An important but sometimes unrecognized position at a school is the speech therapist. School speech therapists serve in a vital area: language and communication development for students who have speech and language disabilities. Some co-teach in regular classrooms; others work individually with students who have difficulties. Speech therapist and McKay School alumna Dori Preston has been employed both in and out of school districts, but she was teaching regardless of the context.
Preston graduated from BYU in speech pathology and audiology department with a bachelor’s degree in 1967 and a master’s degree in 1970. While pursuing the master’s degree, she worked part time as a speech therapist in the Nebo School District.

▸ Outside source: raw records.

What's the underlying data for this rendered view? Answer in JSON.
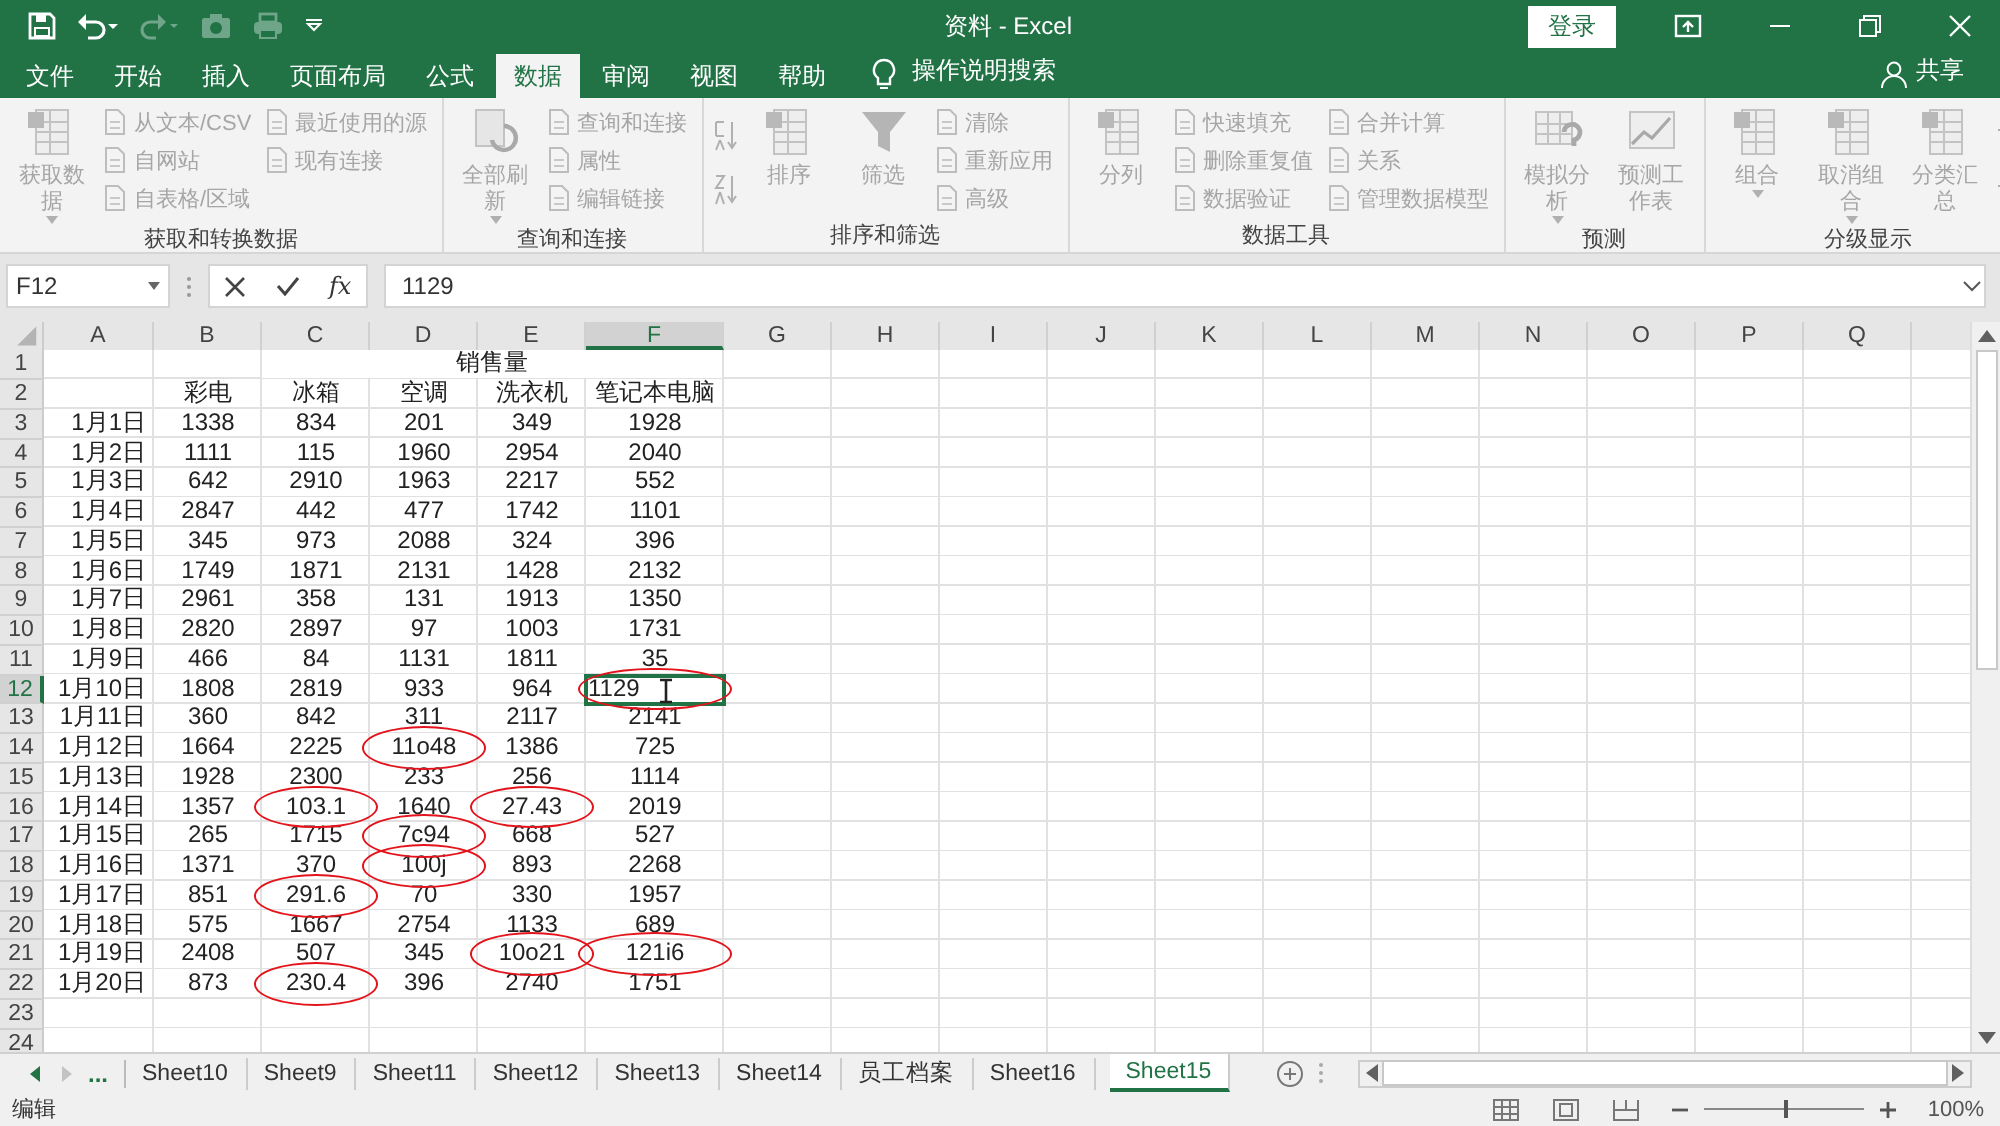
{
  "window": {
    "title": "资料 - Excel",
    "signin": "登录"
  },
  "menu_tabs": [
    {
      "label": "文件",
      "selected": false
    },
    {
      "label": "开始",
      "selected": false
    },
    {
      "label": "插入",
      "selected": false
    },
    {
      "label": "页面布局",
      "selected": false
    },
    {
      "label": "公式",
      "selected": false
    },
    {
      "label": "数据",
      "selected": true
    },
    {
      "label": "审阅",
      "selected": false
    },
    {
      "label": "视图",
      "selected": false
    },
    {
      "label": "帮助",
      "selected": false
    }
  ],
  "tell_me": "操作说明搜索",
  "share": "共享",
  "ribbon": {
    "disabled": true,
    "groups": [
      {
        "label": "获取和转换数据",
        "items": [
          {
            "kind": "large",
            "label": "获取数据",
            "dropdown": true
          },
          {
            "kind": "small",
            "label": "从文本/CSV"
          },
          {
            "kind": "small",
            "label": "自网站"
          },
          {
            "kind": "small",
            "label": "自表格/区域"
          },
          {
            "kind": "small",
            "label": "最近使用的源"
          },
          {
            "kind": "small",
            "label": "现有连接"
          }
        ]
      },
      {
        "label": "查询和连接",
        "items": [
          {
            "kind": "large",
            "label": "全部刷新",
            "dropdown": true
          },
          {
            "kind": "small",
            "label": "查询和连接"
          },
          {
            "kind": "small",
            "label": "属性"
          },
          {
            "kind": "small",
            "label": "编辑链接"
          }
        ]
      },
      {
        "label": "排序和筛选",
        "items": [
          {
            "kind": "sort"
          },
          {
            "kind": "large",
            "label": "排序",
            "dropdown": false
          },
          {
            "kind": "large",
            "label": "筛选",
            "dropdown": false
          },
          {
            "kind": "small",
            "label": "清除"
          },
          {
            "kind": "small",
            "label": "重新应用"
          },
          {
            "kind": "small",
            "label": "高级"
          }
        ]
      },
      {
        "label": "数据工具",
        "items": [
          {
            "kind": "large",
            "label": "分列",
            "dropdown": false
          },
          {
            "kind": "small",
            "label": "快速填充"
          },
          {
            "kind": "small",
            "label": "删除重复值"
          },
          {
            "kind": "small",
            "label": "数据验证"
          },
          {
            "kind": "small",
            "label": "合并计算"
          },
          {
            "kind": "small",
            "label": "关系"
          },
          {
            "kind": "small",
            "label": "管理数据模型"
          }
        ]
      },
      {
        "label": "预测",
        "items": [
          {
            "kind": "large",
            "label": "模拟分析",
            "dropdown": true
          },
          {
            "kind": "large",
            "label": "预测工作表",
            "dropdown": false
          }
        ]
      },
      {
        "label": "分级显示",
        "items": [
          {
            "kind": "large",
            "label": "组合",
            "dropdown": true
          },
          {
            "kind": "large",
            "label": "取消组合",
            "dropdown": true
          },
          {
            "kind": "large",
            "label": "分类汇总",
            "dropdown": false
          },
          {
            "kind": "detail"
          }
        ]
      }
    ]
  },
  "formula_bar": {
    "name_box": "F12",
    "function_button": "fx",
    "value": "1129"
  },
  "columns": [
    {
      "label": "A",
      "selected": false
    },
    {
      "label": "B",
      "selected": false
    },
    {
      "label": "C",
      "selected": false
    },
    {
      "label": "D",
      "selected": false
    },
    {
      "label": "E",
      "selected": false
    },
    {
      "label": "F",
      "selected": true
    },
    {
      "label": "G",
      "selected": false
    },
    {
      "label": "H",
      "selected": false
    },
    {
      "label": "I",
      "selected": false
    },
    {
      "label": "J",
      "selected": false
    },
    {
      "label": "K",
      "selected": false
    },
    {
      "label": "L",
      "selected": false
    },
    {
      "label": "M",
      "selected": false
    },
    {
      "label": "N",
      "selected": false
    },
    {
      "label": "O",
      "selected": false
    },
    {
      "label": "P",
      "selected": false
    },
    {
      "label": "Q",
      "selected": false
    }
  ],
  "rows": [
    {
      "header": "1",
      "kind": "title",
      "selected": false,
      "title": "销售量"
    },
    {
      "header": "2",
      "kind": "header",
      "selected": false,
      "cells": [
        "彩电",
        "冰箱",
        "空调",
        "洗衣机",
        "笔记本电脑"
      ]
    },
    {
      "header": "3",
      "kind": "data",
      "selected": false,
      "cells": [
        {
          "text": "1月1日",
          "circled": false,
          "selected": false
        },
        {
          "text": "1338",
          "circled": false,
          "selected": false
        },
        {
          "text": "834",
          "circled": false,
          "selected": false
        },
        {
          "text": "201",
          "circled": false,
          "selected": false
        },
        {
          "text": "349",
          "circled": false,
          "selected": false
        },
        {
          "text": "1928",
          "circled": false,
          "selected": false
        }
      ]
    },
    {
      "header": "4",
      "kind": "data",
      "selected": false,
      "cells": [
        {
          "text": "1月2日",
          "circled": false,
          "selected": false
        },
        {
          "text": "1111",
          "circled": false,
          "selected": false
        },
        {
          "text": "115",
          "circled": false,
          "selected": false
        },
        {
          "text": "1960",
          "circled": false,
          "selected": false
        },
        {
          "text": "2954",
          "circled": false,
          "selected": false
        },
        {
          "text": "2040",
          "circled": false,
          "selected": false
        }
      ]
    },
    {
      "header": "5",
      "kind": "data",
      "selected": false,
      "cells": [
        {
          "text": "1月3日",
          "circled": false,
          "selected": false
        },
        {
          "text": "642",
          "circled": false,
          "selected": false
        },
        {
          "text": "2910",
          "circled": false,
          "selected": false
        },
        {
          "text": "1963",
          "circled": false,
          "selected": false
        },
        {
          "text": "2217",
          "circled": false,
          "selected": false
        },
        {
          "text": "552",
          "circled": false,
          "selected": false
        }
      ]
    },
    {
      "header": "6",
      "kind": "data",
      "selected": false,
      "cells": [
        {
          "text": "1月4日",
          "circled": false,
          "selected": false
        },
        {
          "text": "2847",
          "circled": false,
          "selected": false
        },
        {
          "text": "442",
          "circled": false,
          "selected": false
        },
        {
          "text": "477",
          "circled": false,
          "selected": false
        },
        {
          "text": "1742",
          "circled": false,
          "selected": false
        },
        {
          "text": "1101",
          "circled": false,
          "selected": false
        }
      ]
    },
    {
      "header": "7",
      "kind": "data",
      "selected": false,
      "cells": [
        {
          "text": "1月5日",
          "circled": false,
          "selected": false
        },
        {
          "text": "345",
          "circled": false,
          "selected": false
        },
        {
          "text": "973",
          "circled": false,
          "selected": false
        },
        {
          "text": "2088",
          "circled": false,
          "selected": false
        },
        {
          "text": "324",
          "circled": false,
          "selected": false
        },
        {
          "text": "396",
          "circled": false,
          "selected": false
        }
      ]
    },
    {
      "header": "8",
      "kind": "data",
      "selected": false,
      "cells": [
        {
          "text": "1月6日",
          "circled": false,
          "selected": false
        },
        {
          "text": "1749",
          "circled": false,
          "selected": false
        },
        {
          "text": "1871",
          "circled": false,
          "selected": false
        },
        {
          "text": "2131",
          "circled": false,
          "selected": false
        },
        {
          "text": "1428",
          "circled": false,
          "selected": false
        },
        {
          "text": "2132",
          "circled": false,
          "selected": false
        }
      ]
    },
    {
      "header": "9",
      "kind": "data",
      "selected": false,
      "cells": [
        {
          "text": "1月7日",
          "circled": false,
          "selected": false
        },
        {
          "text": "2961",
          "circled": false,
          "selected": false
        },
        {
          "text": "358",
          "circled": false,
          "selected": false
        },
        {
          "text": "131",
          "circled": false,
          "selected": false
        },
        {
          "text": "1913",
          "circled": false,
          "selected": false
        },
        {
          "text": "1350",
          "circled": false,
          "selected": false
        }
      ]
    },
    {
      "header": "10",
      "kind": "data",
      "selected": false,
      "cells": [
        {
          "text": "1月8日",
          "circled": false,
          "selected": false
        },
        {
          "text": "2820",
          "circled": false,
          "selected": false
        },
        {
          "text": "2897",
          "circled": false,
          "selected": false
        },
        {
          "text": "97",
          "circled": false,
          "selected": false
        },
        {
          "text": "1003",
          "circled": false,
          "selected": false
        },
        {
          "text": "1731",
          "circled": false,
          "selected": false
        }
      ]
    },
    {
      "header": "11",
      "kind": "data",
      "selected": false,
      "cells": [
        {
          "text": "1月9日",
          "circled": false,
          "selected": false
        },
        {
          "text": "466",
          "circled": false,
          "selected": false
        },
        {
          "text": "84",
          "circled": false,
          "selected": false
        },
        {
          "text": "1131",
          "circled": false,
          "selected": false
        },
        {
          "text": "1811",
          "circled": false,
          "selected": false
        },
        {
          "text": "35",
          "circled": false,
          "selected": false
        }
      ]
    },
    {
      "header": "12",
      "kind": "data",
      "selected": true,
      "cells": [
        {
          "text": "1月10日",
          "circled": false,
          "selected": false
        },
        {
          "text": "1808",
          "circled": false,
          "selected": false
        },
        {
          "text": "2819",
          "circled": false,
          "selected": false
        },
        {
          "text": "933",
          "circled": false,
          "selected": false
        },
        {
          "text": "964",
          "circled": false,
          "selected": false
        },
        {
          "text": "1129",
          "circled": true,
          "selected": true
        }
      ]
    },
    {
      "header": "13",
      "kind": "data",
      "selected": false,
      "cells": [
        {
          "text": "1月11日",
          "circled": false,
          "selected": false
        },
        {
          "text": "360",
          "circled": false,
          "selected": false
        },
        {
          "text": "842",
          "circled": false,
          "selected": false
        },
        {
          "text": "311",
          "circled": false,
          "selected": false
        },
        {
          "text": "2117",
          "circled": false,
          "selected": false
        },
        {
          "text": "2141",
          "circled": false,
          "selected": false
        }
      ]
    },
    {
      "header": "14",
      "kind": "data",
      "selected": false,
      "cells": [
        {
          "text": "1月12日",
          "circled": false,
          "selected": false
        },
        {
          "text": "1664",
          "circled": false,
          "selected": false
        },
        {
          "text": "2225",
          "circled": false,
          "selected": false
        },
        {
          "text": "11o48",
          "circled": true,
          "selected": false
        },
        {
          "text": "1386",
          "circled": false,
          "selected": false
        },
        {
          "text": "725",
          "circled": false,
          "selected": false
        }
      ]
    },
    {
      "header": "15",
      "kind": "data",
      "selected": false,
      "cells": [
        {
          "text": "1月13日",
          "circled": false,
          "selected": false
        },
        {
          "text": "1928",
          "circled": false,
          "selected": false
        },
        {
          "text": "2300",
          "circled": false,
          "selected": false
        },
        {
          "text": "233",
          "circled": false,
          "selected": false
        },
        {
          "text": "256",
          "circled": false,
          "selected": false
        },
        {
          "text": "1114",
          "circled": false,
          "selected": false
        }
      ]
    },
    {
      "header": "16",
      "kind": "data",
      "selected": false,
      "cells": [
        {
          "text": "1月14日",
          "circled": false,
          "selected": false
        },
        {
          "text": "1357",
          "circled": false,
          "selected": false
        },
        {
          "text": "103.1",
          "circled": true,
          "selected": false
        },
        {
          "text": "1640",
          "circled": false,
          "selected": false
        },
        {
          "text": "27.43",
          "circled": true,
          "selected": false
        },
        {
          "text": "2019",
          "circled": false,
          "selected": false
        }
      ]
    },
    {
      "header": "17",
      "kind": "data",
      "selected": false,
      "cells": [
        {
          "text": "1月15日",
          "circled": false,
          "selected": false
        },
        {
          "text": "265",
          "circled": false,
          "selected": false
        },
        {
          "text": "1715",
          "circled": false,
          "selected": false
        },
        {
          "text": "7c94",
          "circled": true,
          "selected": false
        },
        {
          "text": "668",
          "circled": false,
          "selected": false
        },
        {
          "text": "527",
          "circled": false,
          "selected": false
        }
      ]
    },
    {
      "header": "18",
      "kind": "data",
      "selected": false,
      "cells": [
        {
          "text": "1月16日",
          "circled": false,
          "selected": false
        },
        {
          "text": "1371",
          "circled": false,
          "selected": false
        },
        {
          "text": "370",
          "circled": false,
          "selected": false
        },
        {
          "text": "100j",
          "circled": true,
          "selected": false
        },
        {
          "text": "893",
          "circled": false,
          "selected": false
        },
        {
          "text": "2268",
          "circled": false,
          "selected": false
        }
      ]
    },
    {
      "header": "19",
      "kind": "data",
      "selected": false,
      "cells": [
        {
          "text": "1月17日",
          "circled": false,
          "selected": false
        },
        {
          "text": "851",
          "circled": false,
          "selected": false
        },
        {
          "text": "291.6",
          "circled": true,
          "selected": false
        },
        {
          "text": "70",
          "circled": false,
          "selected": false
        },
        {
          "text": "330",
          "circled": false,
          "selected": false
        },
        {
          "text": "1957",
          "circled": false,
          "selected": false
        }
      ]
    },
    {
      "header": "20",
      "kind": "data",
      "selected": false,
      "cells": [
        {
          "text": "1月18日",
          "circled": false,
          "selected": false
        },
        {
          "text": "575",
          "circled": false,
          "selected": false
        },
        {
          "text": "1667",
          "circled": false,
          "selected": false
        },
        {
          "text": "2754",
          "circled": false,
          "selected": false
        },
        {
          "text": "1133",
          "circled": false,
          "selected": false
        },
        {
          "text": "689",
          "circled": false,
          "selected": false
        }
      ]
    },
    {
      "header": "21",
      "kind": "data",
      "selected": false,
      "cells": [
        {
          "text": "1月19日",
          "circled": false,
          "selected": false
        },
        {
          "text": "2408",
          "circled": false,
          "selected": false
        },
        {
          "text": "507",
          "circled": false,
          "selected": false
        },
        {
          "text": "345",
          "circled": false,
          "selected": false
        },
        {
          "text": "10o21",
          "circled": true,
          "selected": false
        },
        {
          "text": "121i6",
          "circled": true,
          "selected": false
        }
      ]
    },
    {
      "header": "22",
      "kind": "data",
      "selected": false,
      "cells": [
        {
          "text": "1月20日",
          "circled": false,
          "selected": false
        },
        {
          "text": "873",
          "circled": false,
          "selected": false
        },
        {
          "text": "230.4",
          "circled": true,
          "selected": false
        },
        {
          "text": "396",
          "circled": false,
          "selected": false
        },
        {
          "text": "2740",
          "circled": false,
          "selected": false
        },
        {
          "text": "1751",
          "circled": false,
          "selected": false
        }
      ]
    },
    {
      "header": "23",
      "kind": "empty",
      "selected": false
    },
    {
      "header": "24",
      "kind": "empty",
      "selected": false
    }
  ],
  "sheet_tabs": {
    "more": "...",
    "tabs": [
      {
        "label": "Sheet10",
        "selected": false
      },
      {
        "label": "Sheet9",
        "selected": false
      },
      {
        "label": "Sheet11",
        "selected": false
      },
      {
        "label": "Sheet12",
        "selected": false
      },
      {
        "label": "Sheet13",
        "selected": false
      },
      {
        "label": "Sheet14",
        "selected": false
      },
      {
        "label": "员工档案",
        "selected": false
      },
      {
        "label": "Sheet16",
        "selected": false
      },
      {
        "label": "Sheet15",
        "selected": true
      }
    ]
  },
  "status_bar": {
    "mode": "编辑",
    "zoom": {
      "level": 0.5,
      "reading": "100%"
    }
  }
}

She later moved to Salt Lake City, finished her master’s, and worked as a speech therapist in the Jordan School District. “During that time speech therapy was quite traditional and rather routine,” Preston said. “I became somewhat bored with the routine, so I resigned from the school district and did some part-time work with various agencies.”
In December 1974 Preston moved to her native state, California, and worked at United California Bank until 1977. At that time she was hired by the Contra Costa Office of Education as a special day-class teacher at Liberty High School, transferring after four years to Antioch High School. After this work in the schools, she decided to work per diem for the Contra Costa Office of Education as a speech therapist at the Knoll’s Center (clinic for special education students ages 14–21), as well as other special education sites. She later transitioned back into the school district setting and finished her career as a speech therapist for the Richmond School District. “No matter where my career has taken me, teaching has always been an important part of the job description, so I am thankful for the things I learned at the McKay School,” Preston said.
After leaving and then returning to speech therapy, Preston noticed the progressive evolution of the field. “It became quite diversified,” she explained. “When I returned to do speech therapy, I found that it had branched out to working not only with students on articulation but also with those with syntax and morphology difficulties.”
Regardless of the changes in the field of speech therapy, Preston continued to find her work very rewarding. “I think one of the most rewarding times was when I worked diligently with a student who had a lateral lisp and finally learned tongue placement,” Preston said. “I also worked with developmentally delayed students and really enjoyed the interaction.”
The enjoyment of helping students is what anchored Preston through her many career transitions and her evolving field of work. “Teaching is something I think you become hooked to,” Preston added. “There is just something so fulfilling about helping people grow and learn that once you’re a teacher, you’re always a teacher.”
Preston and her husband, Willie, live in American Canyon, California where Preston is enjoying her retirement.